Jason Konopinski is to blame for this post. Although I have contemplated writing a post about why I draw comics for a few months, I usually set the topic aside in favor of other subjects. I was content with that reality until Jason published his post about why he podcasts. I then had to ask myself, “Do people wonder why I draw comics?” With that thought, I resolved to write about why I draw the Write Right comics.

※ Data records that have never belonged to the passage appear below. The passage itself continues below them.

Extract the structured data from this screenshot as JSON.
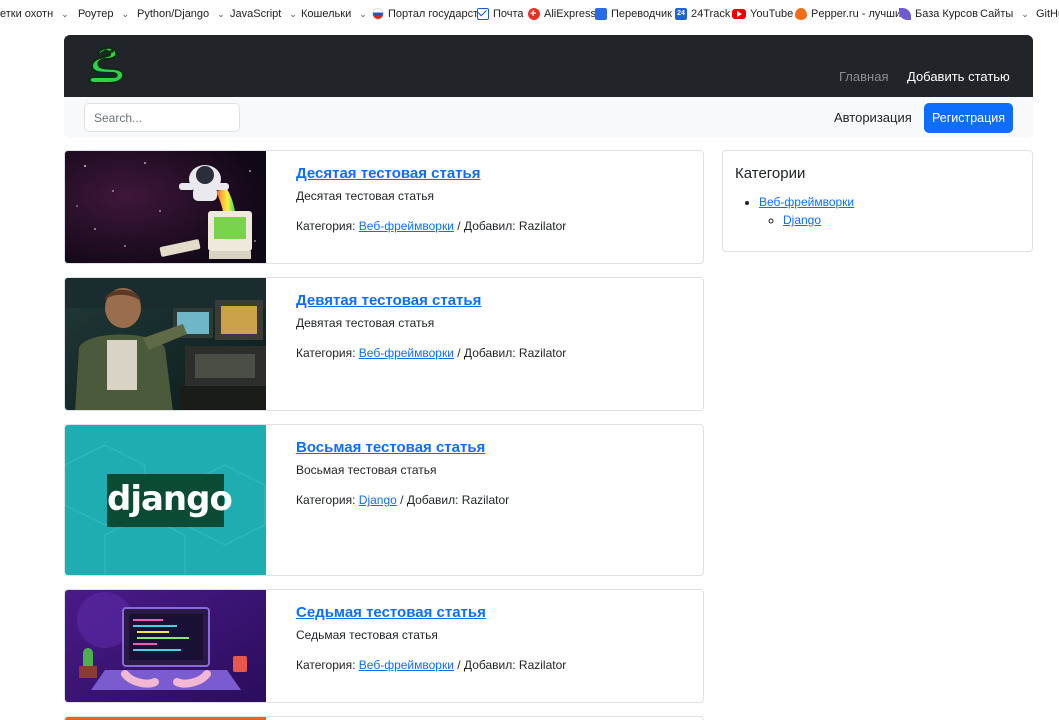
{
  "bookmarks": [
    {
      "label": "етки охотн",
      "icon": "none",
      "dropdown": true
    },
    {
      "label": "Роутер",
      "icon": "none",
      "dropdown": true
    },
    {
      "label": "Python/Django",
      "icon": "none",
      "dropdown": true
    },
    {
      "label": "JavaScript",
      "icon": "none",
      "dropdown": true
    },
    {
      "label": "Кошельки",
      "icon": "none",
      "dropdown": true
    },
    {
      "label": "Портал государст",
      "icon": "russia-flag-icon",
      "dropdown": false
    },
    {
      "label": "Почта",
      "icon": "mail-icon",
      "dropdown": false
    },
    {
      "label": "AliExpress",
      "icon": "aliexpress-icon",
      "dropdown": false
    },
    {
      "label": "Переводчик",
      "icon": "translate-icon",
      "dropdown": false
    },
    {
      "label": "24Track",
      "icon": "24track-icon",
      "dropdown": false
    },
    {
      "label": "YouTube",
      "icon": "youtube-icon",
      "dropdown": false
    },
    {
      "label": "Pepper.ru - лучши",
      "icon": "pepper-icon",
      "dropdown": false
    },
    {
      "label": "База Курсов",
      "icon": "leaf-icon",
      "dropdown": false
    },
    {
      "label": "Сайты",
      "icon": "none",
      "dropdown": true
    },
    {
      "label": "GitHu",
      "icon": "none",
      "dropdown": false
    }
  ],
  "navbar": {
    "home_label": "Главная",
    "add_article_label": "Добавить статью",
    "logo_icon": "snake-logo-icon"
  },
  "subbar": {
    "search_placeholder": "Search...",
    "login_label": "Авторизация",
    "register_label": "Регистрация"
  },
  "articles": [
    {
      "title": "Десятая тестовая статья",
      "description": "Десятая тестовая статья",
      "category_prefix": "Категория:",
      "category": "Веб-фреймворки",
      "author_prefix": "/ Добавил:",
      "author": "Razilator",
      "image": "astronaut-retro-computer-illustration"
    },
    {
      "title": "Девятая тестовая статья",
      "description": "Девятая тестовая статья",
      "category_prefix": "Категория:",
      "category": "Веб-фреймворки",
      "author_prefix": "/ Добавил:",
      "author": "Razilator",
      "image": "man-with-retro-computers-photo"
    },
    {
      "title": "Восьмая тестовая статья",
      "description": "Восьмая тестовая статья",
      "category_prefix": "Категория:",
      "category": "Django",
      "author_prefix": "/ Добавил:",
      "author": "Razilator",
      "image": "django-logo",
      "image_text": "django"
    },
    {
      "title": "Седьмая тестовая статья",
      "description": "Седьмая тестовая статья",
      "category_prefix": "Категория:",
      "category": "Веб-фреймворки",
      "author_prefix": "/ Добавил:",
      "author": "Razilator",
      "image": "laptop-coding-illustration"
    }
  ],
  "sidebar": {
    "title": "Категории",
    "categories": [
      {
        "label": "Веб-фреймворки",
        "children": [
          {
            "label": "Django"
          }
        ]
      }
    ]
  },
  "colors": {
    "navbar_bg": "#212529",
    "subbar_bg": "#f8f9fa",
    "primary": "#0d6efd",
    "logo_green": "#2bd34c",
    "django_teal": "#1eaeb2",
    "django_green": "#0c4b33"
  }
}
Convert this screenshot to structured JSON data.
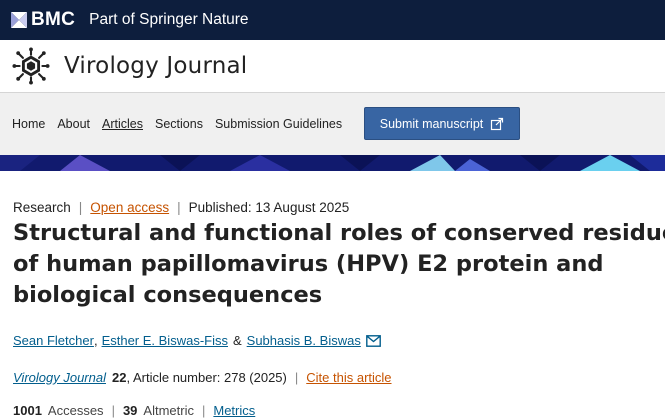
{
  "topbar": {
    "brand": "BMC",
    "part_of": "Part of Springer Nature",
    "icon": "bmc-logo-icon",
    "background": "#0d1e3d"
  },
  "journal": {
    "title": "Virology Journal",
    "logo_icon": "virus-icon"
  },
  "nav": {
    "items": [
      {
        "label": "Home"
      },
      {
        "label": "About"
      },
      {
        "label": "Articles",
        "active": true
      },
      {
        "label": "Sections"
      },
      {
        "label": "Submission Guidelines"
      }
    ],
    "submit_label": "Submit manuscript",
    "submit_icon": "external-link-icon",
    "submit_color": "#3865a3"
  },
  "article": {
    "type": "Research",
    "access": "Open access",
    "published": "Published: 13 August 2025",
    "title_lines": [
      "Structural and functional roles of conserved residues",
      "of human papillomavirus (HPV) E2 protein and",
      "biological consequences"
    ],
    "authors": [
      "Sean Fletcher",
      "Esther E. Biswas-Fiss",
      "Subhasis B. Biswas"
    ],
    "author_sep_1": ",",
    "author_sep_2": "&",
    "mail_icon": "mail-icon",
    "citation": {
      "journal": "Virology Journal",
      "volume": "22",
      "details": ", Article number: 278 (2025)",
      "cite_label": "Cite this article"
    },
    "metrics": {
      "accesses_count": "1001",
      "accesses_label": "Accesses",
      "altmetric_count": "39",
      "altmetric_label": "Altmetric",
      "metrics_label": "Metrics"
    }
  },
  "colors": {
    "link": "#025e8d",
    "accent_orange": "#c65301",
    "band": "#111a6e"
  }
}
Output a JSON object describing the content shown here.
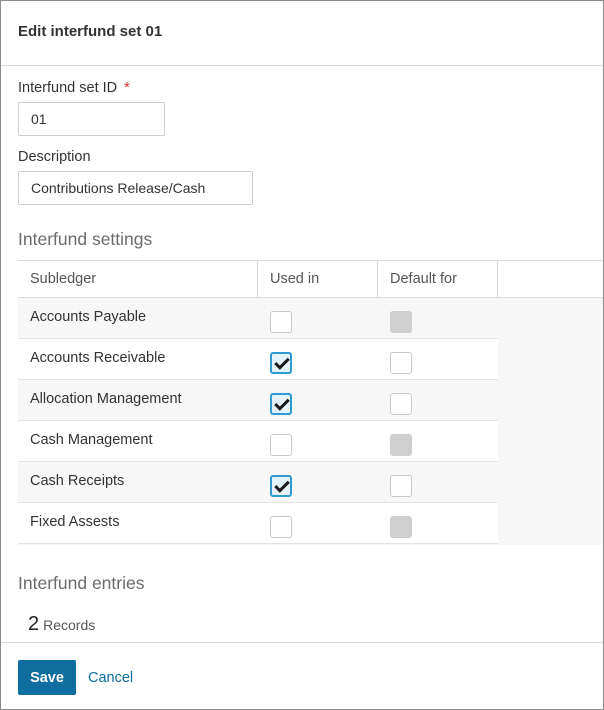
{
  "header": {
    "title": "Edit interfund set 01"
  },
  "form": {
    "id_label": "Interfund set ID",
    "id_required_mark": "*",
    "id_value": "01",
    "description_label": "Description",
    "description_value": "Contributions Release/Cash"
  },
  "settings": {
    "title": "Interfund settings",
    "columns": [
      "Subledger",
      "Used in",
      "Default for"
    ],
    "rows": [
      {
        "subledger": "Accounts Payable",
        "used_in": false,
        "default_for": "disabled"
      },
      {
        "subledger": "Accounts Receivable",
        "used_in": true,
        "default_for": "unchecked"
      },
      {
        "subledger": "Allocation Management",
        "used_in": true,
        "default_for": "unchecked"
      },
      {
        "subledger": "Cash Management",
        "used_in": false,
        "default_for": "disabled"
      },
      {
        "subledger": "Cash Receipts",
        "used_in": true,
        "default_for": "unchecked"
      },
      {
        "subledger": "Fixed Assests",
        "used_in": false,
        "default_for": "disabled"
      }
    ]
  },
  "entries": {
    "title": "Interfund entries",
    "record_count": "2",
    "record_label": "Records"
  },
  "footer": {
    "save_label": "Save",
    "cancel_label": "Cancel"
  },
  "colors": {
    "primary": "#0f6e9f",
    "check_border": "#2f9bd3",
    "required": "#d0312d"
  }
}
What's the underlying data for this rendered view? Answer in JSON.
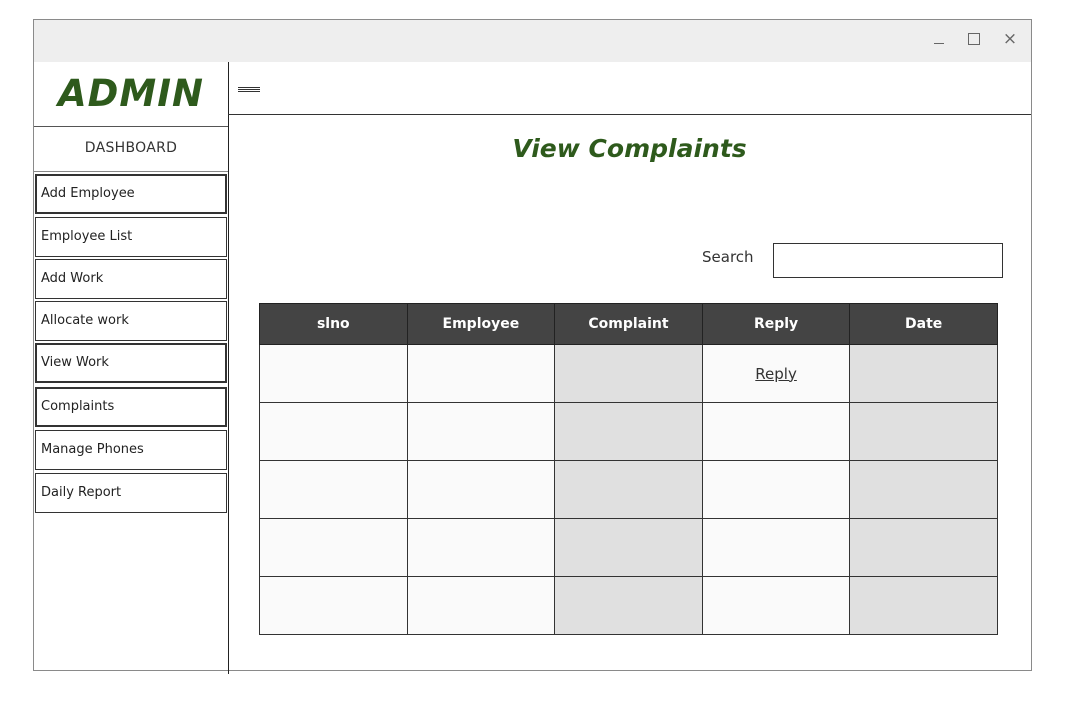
{
  "window": {
    "controls": {
      "minimize": "_",
      "maximize": "□",
      "close": "×"
    }
  },
  "sidebar": {
    "logo": "ADMIN",
    "dashboard": "DASHBOARD",
    "items": [
      {
        "label": "Add Employee"
      },
      {
        "label": "Employee List"
      },
      {
        "label": "Add Work"
      },
      {
        "label": "Allocate work"
      },
      {
        "label": "View Work"
      },
      {
        "label": "Complaints"
      },
      {
        "label": "Manage Phones"
      },
      {
        "label": "Daily Report"
      }
    ]
  },
  "header": {
    "menu_icon": "hamburger-menu-icon"
  },
  "main": {
    "title": "View Complaints",
    "search": {
      "label": "Search",
      "value": "",
      "placeholder": ""
    },
    "table": {
      "columns": [
        "slno",
        "Employee",
        "Complaint",
        "Reply",
        "Date"
      ],
      "rows": [
        [
          "",
          "",
          "",
          "Reply",
          ""
        ],
        [
          "",
          "",
          "",
          "",
          ""
        ],
        [
          "",
          "",
          "",
          "",
          ""
        ],
        [
          "",
          "",
          "",
          "",
          ""
        ],
        [
          "",
          "",
          "",
          "",
          ""
        ]
      ]
    }
  },
  "colors": {
    "brand_green": "#2e5a1c",
    "header_dark": "#444444",
    "shaded_cell": "#e0e0e0"
  }
}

I draw the comics for a couple of reasons. The first is an organic one. I originally started drawing the comics so that I would have something fun to share with Facebook fans. The comics, though, were not yet the Write Right ones. They simply related to the month or a particular event. It wasn’t until I drew my Write Right girl and made her my logo that I thought about developing a Write Right comic. It took a few months to develop the idea; it was born in November 2011 but didn’t see any marked growth until March 2012. The March comic ushered in a new era for Write Right: a monthly comic, one that featured Write Right and her constant companion, red pen.
The second reason is that the comics illustrate my belief in transmedia storytelling; that is, telling stories in different ways. When I draw a comic, I aim to tell a story in a single pane. I sometimes don’t offer any commentary with the comic. I want the art to stand on its own. If I do offer commentary, it’s usually to explain what or who inspired the comic. The e-book is slightly different; the illustrations were meant to supplement and enhance the written word.
The third reason is that drawing comics is fun. I love my Write Right girl. I like devising new adventures for her. I enjoy figuring out how to incorporate her red pen; to me, it’s a little bit like Where’s Waldo? but on a much smaller and more sane scale.
The fourth reason is that drawing comics poses a challenge. Each comic is more complicated than the last, although it may be hard to tell at times. The simpler comics usually have some difficult element: a five-fingered hand or heeled shoes. The more complicated ones, such as “Write Right Dreams of a Dragon,” prove difficult because of perspective (not my strong suit by any means) or details, such as a posse of Peeps or a mound of treasure.
Why do I draw comics? I draw comics because they’re fun. They’re challenging. They indicate my passion for both the written word and the visual arts. They communicate my belief that both elements are necessary to sharing one’s story and to reaching one’s audience.